A hemp-based battery manufacturing company is coming to a town in Wisconsin with a goal to hire former employees of Energizer.
Portage, Wisconsin-based Wisconsin Battery Co. (WinBat) makes batteries out of hemp instead of graphene, for use in devices like hearing aids. Earlier this month, WinBat announced that it has acquired 17 acres of land in the Portage Industrial Park to develop its battery plant. According to a Dec. 21 press release, development will focus on:
- Industrial batteries: Creating energy storage solutions that enhance the efficiency and reliability of solar and wind power systems and maximize efficiency of connections to the grid.
- Hemp carbon batteries: Innovating a sustainable alternative to lithium-ion batteries by utilizing hemp carbon as a key component. These batteries will offer improved energy density, longer lifespan, reduced environmental impact, and utilize domestically produced raw material thus addressing the national security risks associated with global lithium sourcing.
WinBat CEO Jeff Greene said Portage will serve as an ideal place to build a new renewable energy battery power plant, given the skill set that former Energizer employees already possess.
“Obviously having 400 to 500 trained employees that are knowledgeable in the battery makes that area seemed right for a new battery company,” Greene told WMTV. “Most of the folks we’ve talked to, cautious optimism is kind of where we’ve gotten them to. They had fear and I think we’ve turned that fear into cautious optimism.”
The Wisconsin Battery Co. is a research, development and manufacturing company owned by the Sustainable Communities Corp., which is dedicated to advancing energy storage solutions that contribute to a more sustainable and clean future.
Greene said he got the idea when he was lobbying for a Florida-based hemp company that asked him to find the top five ways in which hemp fiber could be best used. “The people (in Portage) have been fantastic,” he said. “We have asked and received tremendous support from the people helping us. I am very blessed that the response has been so exciting.”

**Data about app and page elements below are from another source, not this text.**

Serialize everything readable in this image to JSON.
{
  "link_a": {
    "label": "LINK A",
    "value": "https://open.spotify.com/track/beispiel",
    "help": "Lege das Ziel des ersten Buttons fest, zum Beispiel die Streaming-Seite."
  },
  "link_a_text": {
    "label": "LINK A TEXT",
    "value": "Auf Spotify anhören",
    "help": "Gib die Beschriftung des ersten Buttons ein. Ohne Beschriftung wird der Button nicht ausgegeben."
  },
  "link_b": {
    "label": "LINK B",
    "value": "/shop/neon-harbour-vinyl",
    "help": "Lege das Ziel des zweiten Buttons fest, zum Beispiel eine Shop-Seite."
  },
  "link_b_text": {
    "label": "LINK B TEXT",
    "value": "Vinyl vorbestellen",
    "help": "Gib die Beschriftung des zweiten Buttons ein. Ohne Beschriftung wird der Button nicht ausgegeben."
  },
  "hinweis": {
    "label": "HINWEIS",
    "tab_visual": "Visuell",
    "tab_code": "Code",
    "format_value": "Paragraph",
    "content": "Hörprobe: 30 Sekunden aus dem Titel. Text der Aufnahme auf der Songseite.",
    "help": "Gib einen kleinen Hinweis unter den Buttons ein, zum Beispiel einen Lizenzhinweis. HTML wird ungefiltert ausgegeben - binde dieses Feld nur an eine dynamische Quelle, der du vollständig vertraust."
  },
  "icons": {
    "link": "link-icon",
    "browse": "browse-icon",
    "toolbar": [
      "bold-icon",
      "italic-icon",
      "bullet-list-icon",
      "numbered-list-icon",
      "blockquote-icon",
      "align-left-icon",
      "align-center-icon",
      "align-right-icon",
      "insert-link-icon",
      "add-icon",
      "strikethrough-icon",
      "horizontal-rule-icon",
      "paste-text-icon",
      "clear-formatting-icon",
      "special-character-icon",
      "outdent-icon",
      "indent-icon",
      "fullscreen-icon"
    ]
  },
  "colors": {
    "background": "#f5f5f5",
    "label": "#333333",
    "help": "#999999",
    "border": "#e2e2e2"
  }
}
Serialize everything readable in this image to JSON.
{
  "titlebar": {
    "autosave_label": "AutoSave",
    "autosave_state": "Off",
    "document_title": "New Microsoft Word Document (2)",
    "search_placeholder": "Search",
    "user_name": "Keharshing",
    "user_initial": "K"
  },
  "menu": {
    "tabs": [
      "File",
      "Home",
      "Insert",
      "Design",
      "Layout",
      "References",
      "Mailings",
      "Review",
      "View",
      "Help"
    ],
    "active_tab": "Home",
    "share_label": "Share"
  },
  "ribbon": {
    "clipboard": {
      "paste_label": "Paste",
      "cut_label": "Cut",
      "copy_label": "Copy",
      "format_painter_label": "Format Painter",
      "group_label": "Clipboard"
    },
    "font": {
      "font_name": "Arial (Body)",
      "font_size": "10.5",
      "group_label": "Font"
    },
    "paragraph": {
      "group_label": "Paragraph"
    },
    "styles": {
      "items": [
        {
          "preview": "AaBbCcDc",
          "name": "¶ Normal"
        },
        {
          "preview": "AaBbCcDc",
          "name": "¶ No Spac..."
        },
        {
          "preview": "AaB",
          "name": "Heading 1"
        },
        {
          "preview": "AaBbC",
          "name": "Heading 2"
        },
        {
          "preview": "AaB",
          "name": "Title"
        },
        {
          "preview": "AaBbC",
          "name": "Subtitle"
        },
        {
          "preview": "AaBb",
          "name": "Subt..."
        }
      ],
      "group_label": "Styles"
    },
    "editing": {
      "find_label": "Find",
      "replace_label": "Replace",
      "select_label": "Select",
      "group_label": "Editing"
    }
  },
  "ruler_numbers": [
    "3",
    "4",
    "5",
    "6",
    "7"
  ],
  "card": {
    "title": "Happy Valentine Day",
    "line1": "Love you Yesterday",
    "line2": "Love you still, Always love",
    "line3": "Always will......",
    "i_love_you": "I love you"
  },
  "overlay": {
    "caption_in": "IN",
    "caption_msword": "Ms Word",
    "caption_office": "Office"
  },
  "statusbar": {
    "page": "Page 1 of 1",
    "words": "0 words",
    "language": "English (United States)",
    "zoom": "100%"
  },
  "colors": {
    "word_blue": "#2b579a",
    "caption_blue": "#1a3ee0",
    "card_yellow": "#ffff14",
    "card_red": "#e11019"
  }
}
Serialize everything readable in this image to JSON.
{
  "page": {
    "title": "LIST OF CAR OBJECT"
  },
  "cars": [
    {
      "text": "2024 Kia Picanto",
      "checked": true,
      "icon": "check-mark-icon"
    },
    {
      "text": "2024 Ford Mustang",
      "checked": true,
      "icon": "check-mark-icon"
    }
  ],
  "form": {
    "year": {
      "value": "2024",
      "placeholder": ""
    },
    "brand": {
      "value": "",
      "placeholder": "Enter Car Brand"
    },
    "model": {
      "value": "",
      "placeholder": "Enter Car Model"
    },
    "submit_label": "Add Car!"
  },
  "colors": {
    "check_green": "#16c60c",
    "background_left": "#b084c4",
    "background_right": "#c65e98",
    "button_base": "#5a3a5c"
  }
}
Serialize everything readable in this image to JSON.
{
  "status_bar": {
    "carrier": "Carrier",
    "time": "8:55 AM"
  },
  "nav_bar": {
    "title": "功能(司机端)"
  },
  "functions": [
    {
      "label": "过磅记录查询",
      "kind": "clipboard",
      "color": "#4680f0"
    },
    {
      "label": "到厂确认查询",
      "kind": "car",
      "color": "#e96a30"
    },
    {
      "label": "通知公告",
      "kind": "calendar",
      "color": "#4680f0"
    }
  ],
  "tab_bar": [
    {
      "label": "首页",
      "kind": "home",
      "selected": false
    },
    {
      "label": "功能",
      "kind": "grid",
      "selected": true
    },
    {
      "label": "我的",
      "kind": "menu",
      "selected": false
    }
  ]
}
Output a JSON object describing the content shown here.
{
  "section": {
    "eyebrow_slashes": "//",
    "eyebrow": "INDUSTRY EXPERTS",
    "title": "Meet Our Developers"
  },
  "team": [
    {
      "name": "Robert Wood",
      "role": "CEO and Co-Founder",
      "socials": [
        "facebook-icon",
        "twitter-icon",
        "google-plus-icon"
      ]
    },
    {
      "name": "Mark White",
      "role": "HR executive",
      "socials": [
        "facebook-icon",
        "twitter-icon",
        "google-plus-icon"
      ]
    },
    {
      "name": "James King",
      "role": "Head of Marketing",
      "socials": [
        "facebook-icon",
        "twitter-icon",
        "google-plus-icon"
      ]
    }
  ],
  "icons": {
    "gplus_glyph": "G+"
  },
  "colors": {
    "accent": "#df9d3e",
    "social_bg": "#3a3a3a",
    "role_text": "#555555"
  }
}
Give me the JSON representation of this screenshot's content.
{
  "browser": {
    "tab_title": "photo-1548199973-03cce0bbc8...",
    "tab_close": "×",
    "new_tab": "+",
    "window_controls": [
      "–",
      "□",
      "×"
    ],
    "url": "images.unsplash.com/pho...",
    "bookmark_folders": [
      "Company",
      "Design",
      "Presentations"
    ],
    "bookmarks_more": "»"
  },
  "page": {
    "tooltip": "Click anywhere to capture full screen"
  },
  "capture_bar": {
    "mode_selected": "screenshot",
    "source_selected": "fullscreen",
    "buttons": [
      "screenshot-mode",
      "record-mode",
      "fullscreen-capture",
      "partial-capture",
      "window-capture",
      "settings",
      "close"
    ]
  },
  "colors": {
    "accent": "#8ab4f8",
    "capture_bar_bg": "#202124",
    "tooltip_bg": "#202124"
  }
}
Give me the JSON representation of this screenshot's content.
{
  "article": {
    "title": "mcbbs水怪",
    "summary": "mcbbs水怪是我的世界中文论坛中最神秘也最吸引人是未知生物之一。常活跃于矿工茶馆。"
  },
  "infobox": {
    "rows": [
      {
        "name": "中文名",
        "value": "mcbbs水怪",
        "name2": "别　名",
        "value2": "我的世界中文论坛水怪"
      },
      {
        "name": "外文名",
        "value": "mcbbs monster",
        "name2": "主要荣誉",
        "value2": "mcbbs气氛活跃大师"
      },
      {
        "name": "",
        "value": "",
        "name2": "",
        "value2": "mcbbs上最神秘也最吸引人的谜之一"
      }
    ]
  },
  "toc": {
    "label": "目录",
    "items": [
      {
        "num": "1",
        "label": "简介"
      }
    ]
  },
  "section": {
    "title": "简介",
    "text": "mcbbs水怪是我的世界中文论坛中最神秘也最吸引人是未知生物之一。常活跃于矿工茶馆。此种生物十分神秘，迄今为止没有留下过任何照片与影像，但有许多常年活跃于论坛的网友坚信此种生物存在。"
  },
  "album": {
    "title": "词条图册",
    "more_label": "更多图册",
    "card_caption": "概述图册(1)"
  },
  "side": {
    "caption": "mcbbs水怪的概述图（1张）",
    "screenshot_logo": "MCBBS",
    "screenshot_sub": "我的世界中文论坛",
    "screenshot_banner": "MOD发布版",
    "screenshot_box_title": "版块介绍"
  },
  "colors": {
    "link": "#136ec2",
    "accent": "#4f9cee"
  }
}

Gaining Local Support in Portage
The company gained local support. The City of Portage supports the goal to move forward with the plan. At a Dec. 7 Common Council meeting, city officials gave Greene 90 days to come up with a building plan.
Portage Mayor Mitchel Craig is cautiously optimistic, after Energizer decided to leave Wisc
“This is going to be huge for the city of Portage,” Craig said of the new plant that’s planned to open in the city. “The Energizer plant employed 225 people, and it is projected that within six years they will have 600 people working at this new facility.”
Wisconsin Battery Co. will focus development on the production of hemp carbon batteries as a sustainable alternative to lithium-ion batteries as well as the production of industrial batteries, which make energy storage solutions for solar and wind power systems more efficient and reliable.
The company plans to grow and hire 600 employees within the first six years of operation. Their goal is to start where Energizer left off, creating batteries to be used in hearing aids. The long-term goal is to produce two innovative batteries that will offer improved energy density, longer lifespans, and reduced carbon footprint.
More information will become available in the upcoming months. Greene and Mayor Craig will hold a press conference at 2 p.m. on Jan. 9, 2024, in Portage, where they plan to share more information about the project.
The company is focusing operations in Portage now, but will consider building another plant in Fennimore, where Energizer is also closing down another manufacturing plant.
Why Hemp for Batteries?
“Nothing outlasts the Energizer,” but hemp may do exactly that: Hemp advocates say that hemp batteries last eight times longer than lithium batteries, outperforming graphene for a fraction of the cost. Battery makers process hemp’s woody pulp, formint it into carbon nanosheets, which they used to build supercapacitors that behave better than graphene, the industry gold standard
Much of the energy used to extract and process battery components like lithium comes from CO2-emitting fossil fuels.
The “Hemperor” has been telling us about these benefits all along, which also apply to the manufacturing of batteries. “Government and oil and coal companies, etc., will insist that burning biomass fuel is no better than using up our fossil fuel reserves, as far as pollution goes; but this is patently untrue,” Jack Herer wrote in The Emperor Wears No Clothes, citing several sources.
“Why? Because, unlike fossil fuel, biomass comes from living (not extinct) plants that continue to remove carbon dioxide pollution from our atmosphere as they grow, through photosynthesis. Furthermore, biomass fuels do not contain sulfur. This can be accomplished if hemp is grown for biomass and then converted through pyrolysis (charcoalizing) or biochemical composting into fuels to replace fossil fuel energy products.”
Replacing graphene for use in batteries is just another way hemp can be used for more sustainable energy.